“Increased eutrophication of water bodies promotes cyanobacterial blooming that is hazardous due to the production of various bioactive compounds. Microcystin-LR (MCLR) is among the most widespread cyanotoxins classified as possible human carcinogen, while cylindrospermopsin (CYN) has only recently been recognized as health concern. Both cyanotoxins are genotoxic; however, the mechanisms of their action differ. They are ubiquitously present in water environment and are often detected together. Therefore, we studied genotoxic potential of the binary mixture of these cyanotoxins. Human hepatoma cells (HepG2) were exposed to a single dose of MCLR (1 μg/mL), graded doses of CYN (0.01-0.5 μg/mL), and their combinations. Comet and Cytokinesis block micronucleus assays were used to detect induction of DNA strand breaks (sb) and genomic instability, respectively, along with the transcriptional analyses of the expression of selected genes involved in xenobiotic metabolism, immediate/early cell response and DNA-damage response. MCLR induced DNA sb that were only transiently present after 4 h exposure, whereas CYN, after 24 h exposure, induced DNA sb and genomic instability. The MCLR/CYN mixture induced DNA sb after 24 h exposure, but to lesser extent as CYN alone. On the other hand, induction of genomic instability by the MCLR/CYN mixture was comparable to that induced by CYN alone. In addition, patterns of changes in the expression of selected genes induced by the MCLR/CYN mixture were not significantly different from those induced by CYN alone. Our results indicate that CYN exerts higher genotoxic potential than MCLR and that genotoxic potential of the MCLR/CYN mixture is comparable to that of CYN alone.”
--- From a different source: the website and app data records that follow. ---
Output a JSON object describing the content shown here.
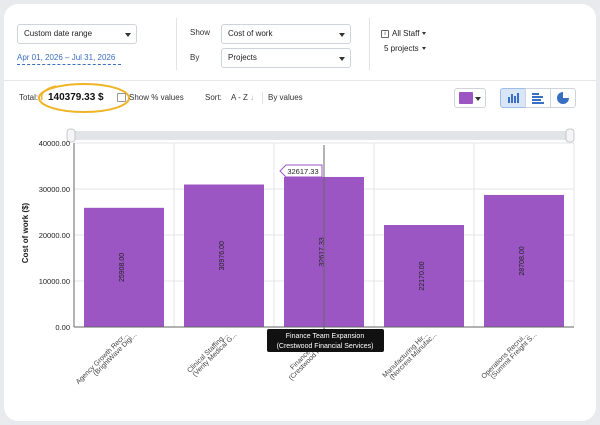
{
  "filters": {
    "date_range_label": "Custom date range",
    "date_from": "Apr 01, 2026",
    "date_sep": "–",
    "date_to": "Jul 31, 2026",
    "show_label": "Show",
    "show_value": "Cost of work",
    "by_label": "By",
    "by_value": "Projects",
    "staff_label": "All Staff",
    "projects_label": "5 projects"
  },
  "toolbar": {
    "total_label": "Total:",
    "total_value": "140379.33 $",
    "show_percent_label": "Show % values",
    "sort_label": "Sort:",
    "sort_az": "A - Z",
    "sort_az_arrow": "↓",
    "sort_by_values": "By values",
    "accent_color": "#9b56c4",
    "view_buttons": [
      "bar-chart-icon",
      "horizontal-bar-chart-icon",
      "pie-chart-icon"
    ]
  },
  "tooltip": {
    "value": "32617.33",
    "category_line1": "Finance Team Expansion",
    "category_line2": "(Crestwood Financial Services)"
  },
  "chart_data": {
    "type": "bar",
    "ylabel": "Cost of work ($)",
    "ylim": [
      0,
      40000
    ],
    "yticks": [
      "0.00",
      "10000.00",
      "20000.00",
      "30000.00",
      "40000.00"
    ],
    "grid": true,
    "bar_color": "#9b56c4",
    "categories": [
      [
        "Agency Growth Recr...",
        "(BrightWave Digi..."
      ],
      [
        "Clinical Staffing...",
        "(Verity Medical G..."
      ],
      [
        "Finance Team...",
        "(Crestwood Financ..."
      ],
      [
        "Manufacturing Hir...",
        "(Norcrest Manufac..."
      ],
      [
        "Operations Recrui...",
        "(Summit Freight S..."
      ]
    ],
    "values": [
      25908.0,
      30976.0,
      32617.33,
      22170.0,
      28708.0
    ],
    "value_labels": [
      "25908.00",
      "30976.00",
      "32617.33",
      "22170.00",
      "28708.00"
    ]
  }
}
Reference:

Klara Hercog, Sara Maisanaba, Metka Filipič, Ángeles Jos, Ana M. Cameán, Bojana Žegura (2017). Genotoxic potential of the binary mixture of cyanotoxins microcystin-LR and cylindrospermopsin, Chemosphere, Volume 189, Pages 319-329, https://doi.org/10.1016/j.chemosphere.2017.09.075.